A defective Il15 allele underlies the deficiency in natural killer cell activity in nonobese diabetic mice.

Proc. Natl. Acad. Sci. U.S.A.. May 18, 2010;107(20):9305-10.
Suwanai H, Wilcox MA, Mathis D, Benoist C.

Section on Immunology and Immunogenetics, Joslin Diabetes Center, Boston, MA 02215, USA.


The nonobese diabetic (NOD) mouse strain has a genetic deficiency in natural killer (NK) cells. This defect underlies this strain's utility in several experimental settings; in particular, it promotes engraftment of human tissue in NOD hosts during the generation of "humanized" mouse models. We have mapped the major NK-cell defect in the NOD vs. C57BL/6 (B6) strain to an inadequately expressed Il15 allele.

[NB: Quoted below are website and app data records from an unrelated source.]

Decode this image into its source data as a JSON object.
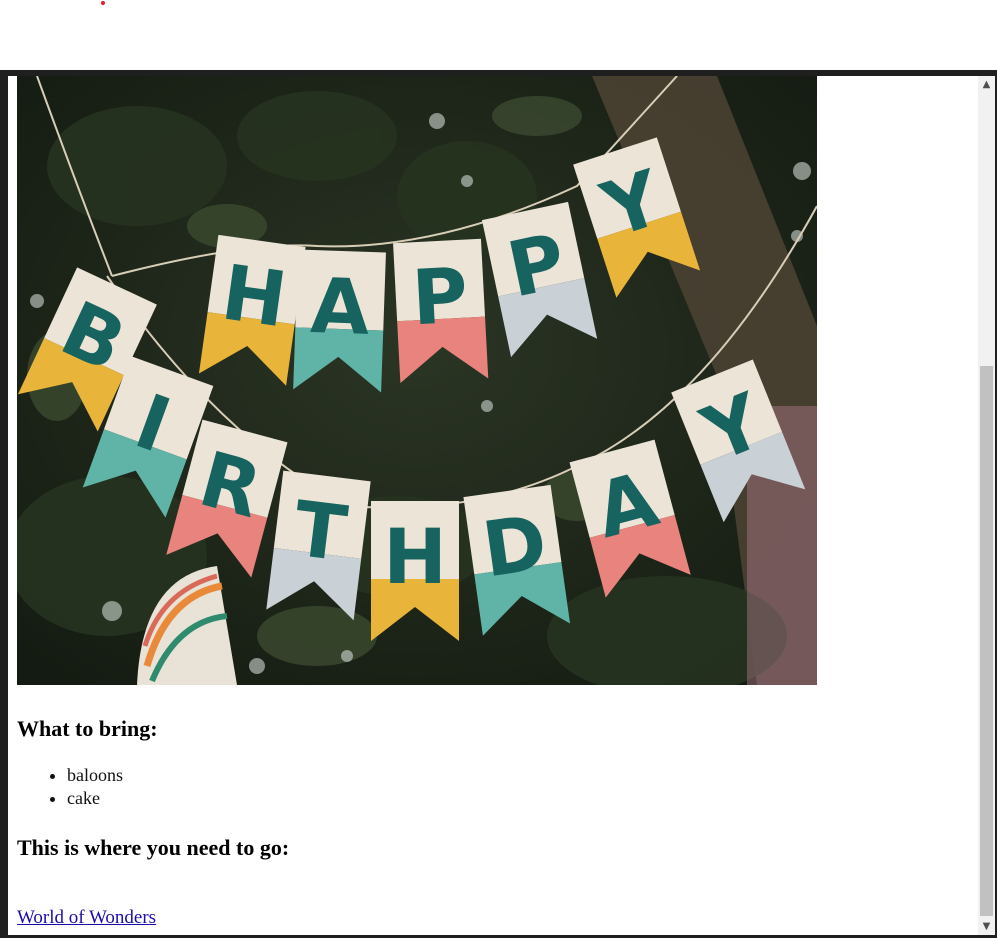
{
  "page": {
    "banner_letters": [
      "H",
      "A",
      "P",
      "P",
      "Y",
      "B",
      "I",
      "R",
      "T",
      "H",
      "D",
      "A",
      "Y"
    ],
    "bring_heading": "What to bring:",
    "bring_items": [
      "baloons",
      "cake"
    ],
    "go_heading": "This is where you need to go:",
    "location_link": "World of Wonders"
  },
  "scrollbar": {
    "up_icon": "▲",
    "down_icon": "▼"
  },
  "colors": {
    "link": "#1a0dab",
    "flag_yellow": "#e9b43a",
    "flag_teal": "#5fb3a7",
    "flag_pink": "#e8837d",
    "flag_grey": "#c9d0d6",
    "letter_teal": "#17635f"
  }
}
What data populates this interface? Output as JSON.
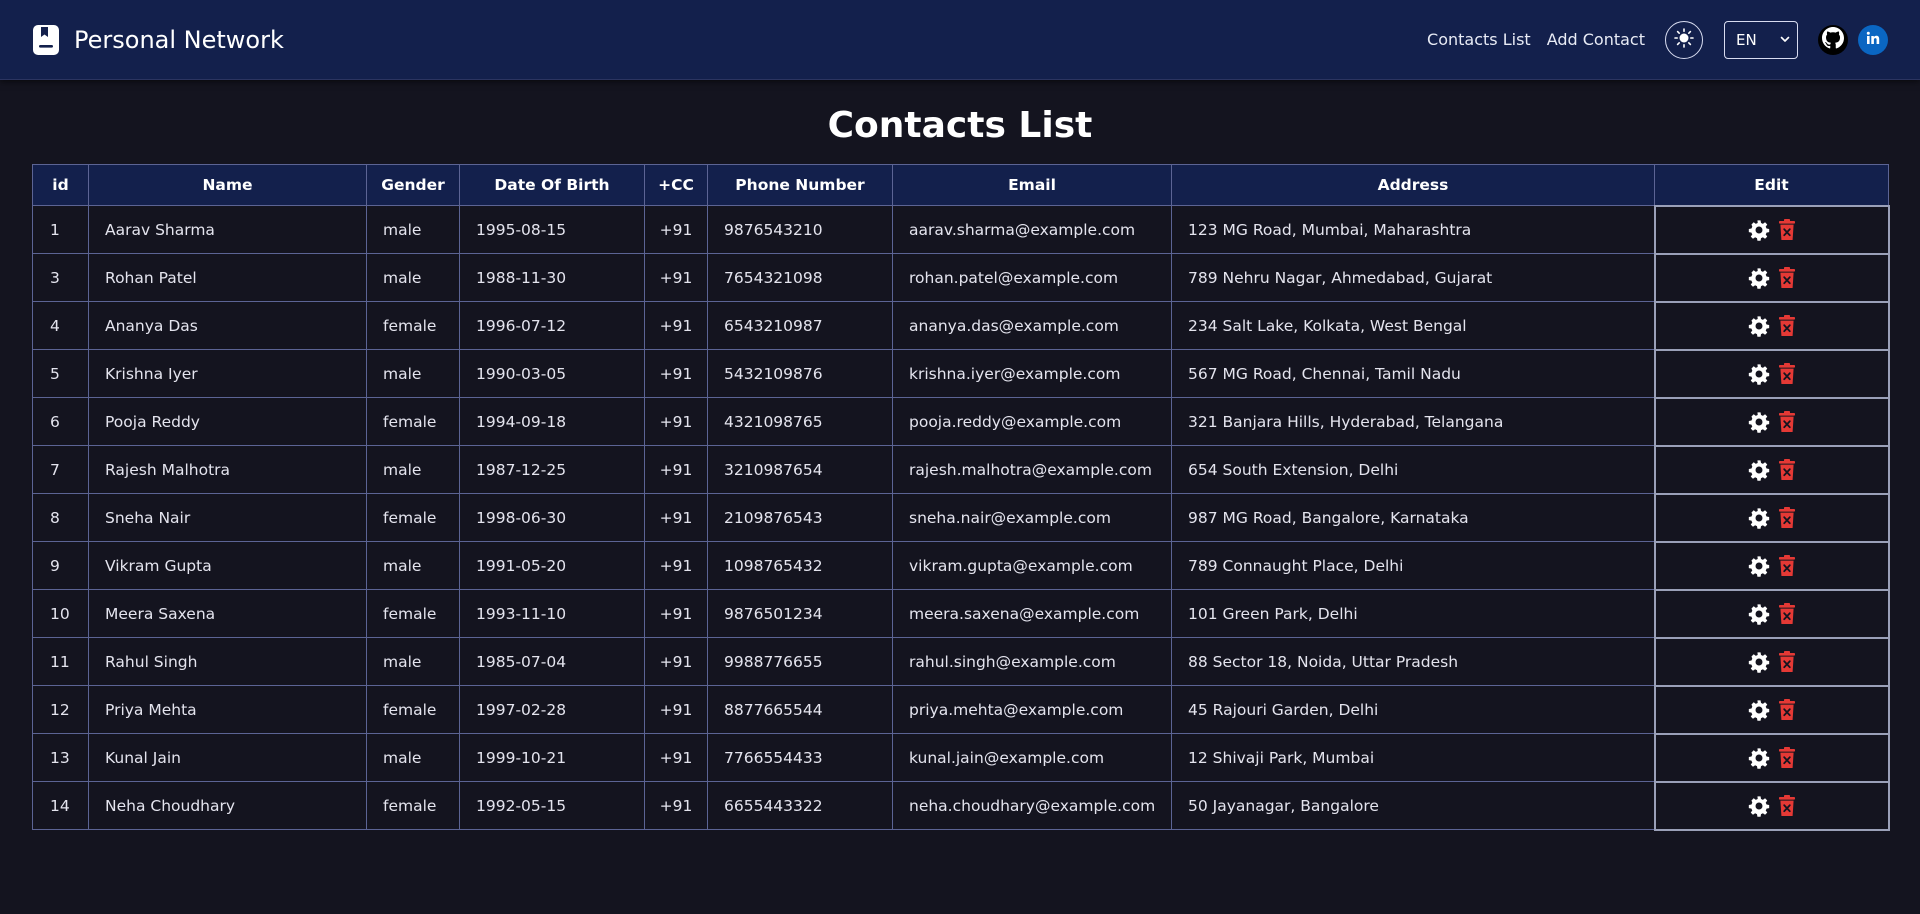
{
  "app": {
    "title": "Personal Network"
  },
  "nav": {
    "contacts_list": "Contacts List",
    "add_contact": "Add Contact",
    "language": "EN"
  },
  "page": {
    "title": "Contacts List"
  },
  "table": {
    "headers": [
      "id",
      "Name",
      "Gender",
      "Date Of Birth",
      "+CC",
      "Phone Number",
      "Email",
      "Address",
      "Edit"
    ],
    "rows": [
      {
        "id": "1",
        "name": "Aarav Sharma",
        "gender": "male",
        "dob": "1995-08-15",
        "cc": "+91",
        "phone": "9876543210",
        "email": "aarav.sharma@example.com",
        "address": "123 MG Road, Mumbai, Maharashtra"
      },
      {
        "id": "3",
        "name": "Rohan Patel",
        "gender": "male",
        "dob": "1988-11-30",
        "cc": "+91",
        "phone": "7654321098",
        "email": "rohan.patel@example.com",
        "address": "789 Nehru Nagar, Ahmedabad, Gujarat"
      },
      {
        "id": "4",
        "name": "Ananya Das",
        "gender": "female",
        "dob": "1996-07-12",
        "cc": "+91",
        "phone": "6543210987",
        "email": "ananya.das@example.com",
        "address": "234 Salt Lake, Kolkata, West Bengal"
      },
      {
        "id": "5",
        "name": "Krishna Iyer",
        "gender": "male",
        "dob": "1990-03-05",
        "cc": "+91",
        "phone": "5432109876",
        "email": "krishna.iyer@example.com",
        "address": "567 MG Road, Chennai, Tamil Nadu"
      },
      {
        "id": "6",
        "name": "Pooja Reddy",
        "gender": "female",
        "dob": "1994-09-18",
        "cc": "+91",
        "phone": "4321098765",
        "email": "pooja.reddy@example.com",
        "address": "321 Banjara Hills, Hyderabad, Telangana"
      },
      {
        "id": "7",
        "name": "Rajesh Malhotra",
        "gender": "male",
        "dob": "1987-12-25",
        "cc": "+91",
        "phone": "3210987654",
        "email": "rajesh.malhotra@example.com",
        "address": "654 South Extension, Delhi"
      },
      {
        "id": "8",
        "name": "Sneha Nair",
        "gender": "female",
        "dob": "1998-06-30",
        "cc": "+91",
        "phone": "2109876543",
        "email": "sneha.nair@example.com",
        "address": "987 MG Road, Bangalore, Karnataka"
      },
      {
        "id": "9",
        "name": "Vikram Gupta",
        "gender": "male",
        "dob": "1991-05-20",
        "cc": "+91",
        "phone": "1098765432",
        "email": "vikram.gupta@example.com",
        "address": "789 Connaught Place, Delhi"
      },
      {
        "id": "10",
        "name": "Meera Saxena",
        "gender": "female",
        "dob": "1993-11-10",
        "cc": "+91",
        "phone": "9876501234",
        "email": "meera.saxena@example.com",
        "address": "101 Green Park, Delhi"
      },
      {
        "id": "11",
        "name": "Rahul Singh",
        "gender": "male",
        "dob": "1985-07-04",
        "cc": "+91",
        "phone": "9988776655",
        "email": "rahul.singh@example.com",
        "address": "88 Sector 18, Noida, Uttar Pradesh"
      },
      {
        "id": "12",
        "name": "Priya Mehta",
        "gender": "female",
        "dob": "1997-02-28",
        "cc": "+91",
        "phone": "8877665544",
        "email": "priya.mehta@example.com",
        "address": "45 Rajouri Garden, Delhi"
      },
      {
        "id": "13",
        "name": "Kunal Jain",
        "gender": "male",
        "dob": "1999-10-21",
        "cc": "+91",
        "phone": "7766554433",
        "email": "kunal.jain@example.com",
        "address": "12 Shivaji Park, Mumbai"
      },
      {
        "id": "14",
        "name": "Neha Choudhary",
        "gender": "female",
        "dob": "1992-05-15",
        "cc": "+91",
        "phone": "6655443322",
        "email": "neha.choudhary@example.com",
        "address": "50 Jayanagar, Bangalore"
      }
    ]
  },
  "icons": {
    "brand": "contact-book-icon",
    "theme": "sun-icon",
    "select_arrow": "chevron-down-icon",
    "github": "github-icon",
    "linkedin": "linkedin-icon",
    "edit": "gear-icon",
    "delete": "trash-icon"
  },
  "colors": {
    "navbar_bg": "#13204c",
    "page_bg": "#14141f",
    "delete_red": "#e53935",
    "linkedin_blue": "#0a66c2"
  }
}
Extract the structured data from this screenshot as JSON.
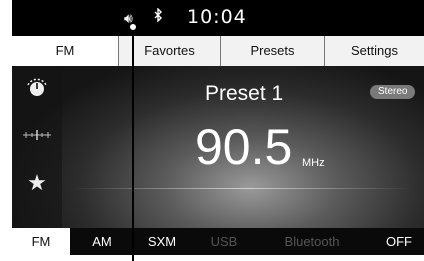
{
  "status": {
    "time": "10:04"
  },
  "tabs": [
    {
      "label": "FM"
    },
    {
      "label": "Favortes"
    },
    {
      "label": "Presets"
    },
    {
      "label": "Settings"
    }
  ],
  "station": {
    "preset_name": "Preset 1",
    "frequency": "90.5",
    "unit": "MHz",
    "stereo_badge": "Stereo"
  },
  "bottom_tabs": [
    {
      "label": "FM"
    },
    {
      "label": "AM"
    },
    {
      "label": "SXM"
    },
    {
      "label": "USB"
    },
    {
      "label": "Bluetooth"
    },
    {
      "label": "OFF"
    }
  ],
  "icons": {
    "status": [
      "speaker-icon",
      "bluetooth-icon"
    ],
    "side": [
      "tuner-dial-icon",
      "signal-scale-icon",
      "star-icon"
    ]
  },
  "colors": {
    "screen_bg": "#000000",
    "active_tab": "#ffffff",
    "inactive_tab": "#f2f2f2",
    "disabled_source": "#555555",
    "stereo_badge": "#7a7a7a"
  }
}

Treatment of NOD mice with a reagent that specifically enhances interleukin (IL)-15 bioavailability normalized NK-cell numbers and activity in the absence of nonspecific stimulation. These findings raise the possibility of exploiting reagents that impact the IL-15 receptor pathway to facilitate construction of humanized mouse models on non-NOD genetic backgrounds.